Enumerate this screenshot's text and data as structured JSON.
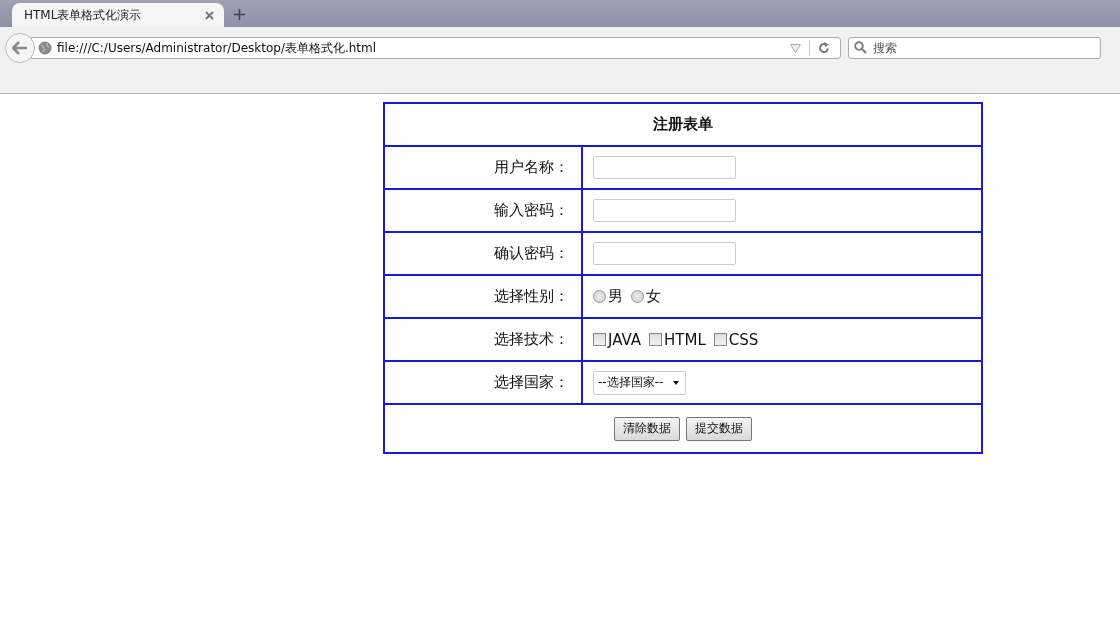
{
  "browser": {
    "tab": {
      "title": "HTML表单格式化演示",
      "selected": true
    },
    "address": "file:///C:/Users/Administrator/Desktop/表单格式化.html",
    "search": {
      "placeholder": "搜索"
    }
  },
  "form": {
    "title": "注册表单",
    "rows": [
      {
        "kind": "text",
        "label": "用户名称：",
        "value": ""
      },
      {
        "kind": "text",
        "label": "输入密码：",
        "value": ""
      },
      {
        "kind": "text",
        "label": "确认密码：",
        "value": ""
      },
      {
        "kind": "radio",
        "label": "选择性别：",
        "options": [
          {
            "label": "男",
            "selected": false
          },
          {
            "label": "女",
            "selected": false
          }
        ]
      },
      {
        "kind": "checkbox",
        "label": "选择技术：",
        "options": [
          {
            "label": "JAVA",
            "checked": false
          },
          {
            "label": "HTML",
            "checked": false
          },
          {
            "label": "CSS",
            "checked": false
          }
        ]
      },
      {
        "kind": "select",
        "label": "选择国家：",
        "value": "--选择国家--"
      }
    ],
    "buttons": [
      "清除数据",
      "提交数据"
    ]
  }
}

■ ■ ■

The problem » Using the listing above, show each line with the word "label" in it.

Expected answer »
        "label": "用户名称：",
        "label": "输入密码：",
        "label": "确认密码：",
        "label": "选择性别：",
            "label": "男",
            "label": "女",
        "label": "选择技术：",
            "label": "JAVA",
            "label": "HTML",
            "label": "CSS",
        "label": "选择国家：",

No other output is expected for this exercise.